It is time once again to take a closer look at some of the animals that call Ohio home. We are still just getting started on looking at Ohio wildlife and the amazing diversity that our state has to offer. This week, we travel to the water and take a look at the cackling goose and take a look at all the basic information we want to know about this species.
According to the Ohio Department of Natural Resources (ODNR), the term cackling goose was “created” around 2004 at which time the American Ornithologist Union separated Canadian Geese into two separate species with smaller geese being called the cackling goose and the larger geese called Canadian geese. The ODNR Wildlife Division put in place a program to initiate resident flocks of Canadian geese rather than just having them be winter visitors to which the program has been successful, according to ODNR.
The cackling goose looks just like the Canadian goose with the major distinguishable characteristic being the smaller size of the cackling goose. Each species is identified by its gray body, black head, long neck, and distinguishable white patch on their cheek and throat. Males and females are comparable in how they appear presenting some difficulty in telling the difference between the two.
ODNR writes that the cackling goose is an exclusive breeder remaining faithful to their mate with the main breeding season taking place from March until June. Nests are constructed near a lake or pond on the ground surface. Common habitats for the cackling goose include various wetlands, lakes, shorelines, in addition to some urbanized areas. The name for the cackling goose comes from the high-pitched and squeaky cackles of this species that bears a stark contrast from the Canada goose, according to ODNR. A standard diet for the cackling goose includes various aquatic plants and insects living in the water.

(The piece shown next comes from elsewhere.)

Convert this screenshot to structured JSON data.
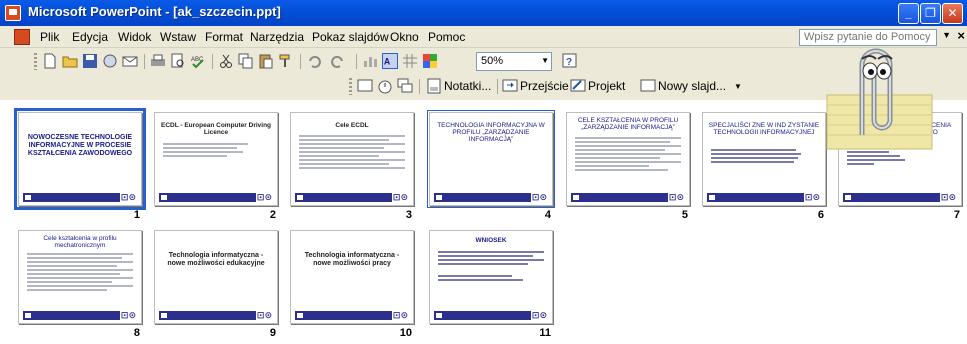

Canadian geese have no problem adjusting to an area in order to make their nests with them being in much of the same areas as the cackling goose. ODNR writes that an average of 2-9 eggs are laid by the Canadian goose with an incubation of around a month and that this species is quite defensive of their nests as the mate can become hostile in order to protect their nests. It is around eight weeks after they are born at which time the Canada goose will take part in their first flight.
It is not too challenging to know when a group of Canadian geese are nearby as you are more than likely to hear the distinguishable honk of this species. As they are flying through the sky, they will fly in a v- shaped formation towards their destination whether it be day or night.
Whether it be the cackle of the cackling goose or the honk of the Canada goose, they are found well throughout Ohio and have established themselves as a famous member of Ohio’s wildlife. Have you spotted either of these species before? Stay tuned as we continue to learn about the animals that call Ohio home.